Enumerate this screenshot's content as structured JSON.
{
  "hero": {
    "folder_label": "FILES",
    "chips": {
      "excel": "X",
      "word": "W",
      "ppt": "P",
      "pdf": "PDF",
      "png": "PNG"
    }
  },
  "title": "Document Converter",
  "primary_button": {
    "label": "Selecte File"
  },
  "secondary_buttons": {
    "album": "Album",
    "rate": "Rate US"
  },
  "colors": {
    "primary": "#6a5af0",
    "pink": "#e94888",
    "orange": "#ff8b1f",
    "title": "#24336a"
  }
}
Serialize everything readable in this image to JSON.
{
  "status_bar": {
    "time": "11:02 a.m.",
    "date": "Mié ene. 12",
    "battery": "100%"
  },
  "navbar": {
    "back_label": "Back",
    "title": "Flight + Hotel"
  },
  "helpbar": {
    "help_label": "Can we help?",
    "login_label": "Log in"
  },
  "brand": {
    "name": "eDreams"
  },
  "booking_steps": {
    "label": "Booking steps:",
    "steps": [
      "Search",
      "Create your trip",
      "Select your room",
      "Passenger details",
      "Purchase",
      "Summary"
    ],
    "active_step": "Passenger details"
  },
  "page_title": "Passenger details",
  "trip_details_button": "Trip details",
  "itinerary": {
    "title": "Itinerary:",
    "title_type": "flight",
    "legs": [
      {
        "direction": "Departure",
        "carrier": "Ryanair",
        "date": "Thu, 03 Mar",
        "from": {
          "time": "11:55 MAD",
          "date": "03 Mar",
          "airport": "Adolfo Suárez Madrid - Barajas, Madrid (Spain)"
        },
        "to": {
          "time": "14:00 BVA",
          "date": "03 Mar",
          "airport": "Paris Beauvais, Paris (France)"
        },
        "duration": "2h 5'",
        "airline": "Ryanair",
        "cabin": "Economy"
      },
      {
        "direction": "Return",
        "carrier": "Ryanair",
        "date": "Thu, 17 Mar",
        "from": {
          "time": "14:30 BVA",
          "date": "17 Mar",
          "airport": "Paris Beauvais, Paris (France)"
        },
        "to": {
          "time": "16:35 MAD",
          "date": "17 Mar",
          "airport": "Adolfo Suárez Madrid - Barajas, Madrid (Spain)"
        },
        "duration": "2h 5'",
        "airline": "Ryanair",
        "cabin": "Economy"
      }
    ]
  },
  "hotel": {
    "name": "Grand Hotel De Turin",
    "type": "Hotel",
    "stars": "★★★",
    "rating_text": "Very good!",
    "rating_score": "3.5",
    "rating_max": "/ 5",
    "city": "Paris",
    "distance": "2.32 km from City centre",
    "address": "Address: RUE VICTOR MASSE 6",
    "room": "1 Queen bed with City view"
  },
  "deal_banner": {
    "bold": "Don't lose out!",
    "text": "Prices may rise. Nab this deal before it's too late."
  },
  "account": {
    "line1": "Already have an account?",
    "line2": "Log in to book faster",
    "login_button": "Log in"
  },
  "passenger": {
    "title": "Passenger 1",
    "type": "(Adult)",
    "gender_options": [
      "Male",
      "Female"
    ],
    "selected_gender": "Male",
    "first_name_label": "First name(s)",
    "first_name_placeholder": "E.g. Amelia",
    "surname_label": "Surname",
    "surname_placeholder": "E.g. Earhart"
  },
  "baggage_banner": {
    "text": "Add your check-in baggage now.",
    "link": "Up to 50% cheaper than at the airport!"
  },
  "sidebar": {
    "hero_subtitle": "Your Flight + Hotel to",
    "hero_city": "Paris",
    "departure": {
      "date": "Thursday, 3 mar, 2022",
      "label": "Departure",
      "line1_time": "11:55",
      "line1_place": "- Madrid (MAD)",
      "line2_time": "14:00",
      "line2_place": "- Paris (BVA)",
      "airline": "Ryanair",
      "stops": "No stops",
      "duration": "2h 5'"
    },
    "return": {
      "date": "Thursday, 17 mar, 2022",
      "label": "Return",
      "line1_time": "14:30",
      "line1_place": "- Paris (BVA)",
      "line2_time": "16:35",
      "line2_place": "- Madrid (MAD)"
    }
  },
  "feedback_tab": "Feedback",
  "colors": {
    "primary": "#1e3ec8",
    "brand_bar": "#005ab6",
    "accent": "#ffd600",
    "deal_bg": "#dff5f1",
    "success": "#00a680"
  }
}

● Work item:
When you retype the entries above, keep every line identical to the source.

● Written answer:
Enumerate this screenshot's content as structured JSON.
{
  "hero": {
    "folder_label": "FILES",
    "chips": {
      "excel": "X",
      "word": "W",
      "ppt": "P",
      "pdf": "PDF",
      "png": "PNG"
    }
  },
  "title": "Document Converter",
  "primary_button": {
    "label": "Selecte File"
  },
  "secondary_buttons": {
    "album": "Album",
    "rate": "Rate US"
  },
  "colors": {
    "primary": "#6a5af0",
    "pink": "#e94888",
    "orange": "#ff8b1f",
    "title": "#24336a"
  }
}
Serialize everything readable in this image to JSON.
{
  "status_bar": {
    "time": "11:02 a.m.",
    "date": "Mié ene. 12",
    "battery": "100%"
  },
  "navbar": {
    "back_label": "Back",
    "title": "Flight + Hotel"
  },
  "helpbar": {
    "help_label": "Can we help?",
    "login_label": "Log in"
  },
  "brand": {
    "name": "eDreams"
  },
  "booking_steps": {
    "label": "Booking steps:",
    "steps": [
      "Search",
      "Create your trip",
      "Select your room",
      "Passenger details",
      "Purchase",
      "Summary"
    ],
    "active_step": "Passenger details"
  },
  "page_title": "Passenger details",
  "trip_details_button": "Trip details",
  "itinerary": {
    "title": "Itinerary:",
    "title_type": "flight",
    "legs": [
      {
        "direction": "Departure",
        "carrier": "Ryanair",
        "date": "Thu, 03 Mar",
        "from": {
          "time": "11:55 MAD",
          "date": "03 Mar",
          "airport": "Adolfo Suárez Madrid - Barajas, Madrid (Spain)"
        },
        "to": {
          "time": "14:00 BVA",
          "date": "03 Mar",
          "airport": "Paris Beauvais, Paris (France)"
        },
        "duration": "2h 5'",
        "airline": "Ryanair",
        "cabin": "Economy"
      },
      {
        "direction": "Return",
        "carrier": "Ryanair",
        "date": "Thu, 17 Mar",
        "from": {
          "time": "14:30 BVA",
          "date": "17 Mar",
          "airport": "Paris Beauvais, Paris (France)"
        },
        "to": {
          "time": "16:35 MAD",
          "date": "17 Mar",
          "airport": "Adolfo Suárez Madrid - Barajas, Madrid (Spain)"
        },
        "duration": "2h 5'",
        "airline": "Ryanair",
        "cabin": "Economy"
      }
    ]
  },
  "hotel": {
    "name": "Grand Hotel De Turin",
    "type": "Hotel",
    "stars": "★★★",
    "rating_text": "Very good!",
    "rating_score": "3.5",
    "rating_max": "/ 5",
    "city": "Paris",
    "distance": "2.32 km from City centre",
    "address": "Address: RUE VICTOR MASSE 6",
    "room": "1 Queen bed with City view"
  },
  "deal_banner": {
    "bold": "Don't lose out!",
    "text": "Prices may rise. Nab this deal before it's too late."
  },
  "account": {
    "line1": "Already have an account?",
    "line2": "Log in to book faster",
    "login_button": "Log in"
  },
  "passenger": {
    "title": "Passenger 1",
    "type": "(Adult)",
    "gender_options": [
      "Male",
      "Female"
    ],
    "selected_gender": "Male",
    "first_name_label": "First name(s)",
    "first_name_placeholder": "E.g. Amelia",
    "surname_label": "Surname",
    "surname_placeholder": "E.g. Earhart"
  },
  "baggage_banner": {
    "text": "Add your check-in baggage now.",
    "link": "Up to 50% cheaper than at the airport!"
  },
  "sidebar": {
    "hero_subtitle": "Your Flight + Hotel to",
    "hero_city": "Paris",
    "departure": {
      "date": "Thursday, 3 mar, 2022",
      "label": "Departure",
      "line1_time": "11:55",
      "line1_place": "- Madrid (MAD)",
      "line2_time": "14:00",
      "line2_place": "- Paris (BVA)",
      "airline": "Ryanair",
      "stops": "No stops",
      "duration": "2h 5'"
    },
    "return": {
      "date": "Thursday, 17 mar, 2022",
      "label": "Return",
      "line1_time": "14:30",
      "line1_place": "- Paris (BVA)",
      "line2_time": "16:35",
      "line2_place": "- Madrid (MAD)"
    }
  },
  "feedback_tab": "Feedback",
  "colors": {
    "primary": "#1e3ec8",
    "brand_bar": "#005ab6",
    "accent": "#ffd600",
    "deal_bg": "#dff5f1",
    "success": "#00a680"
  }
}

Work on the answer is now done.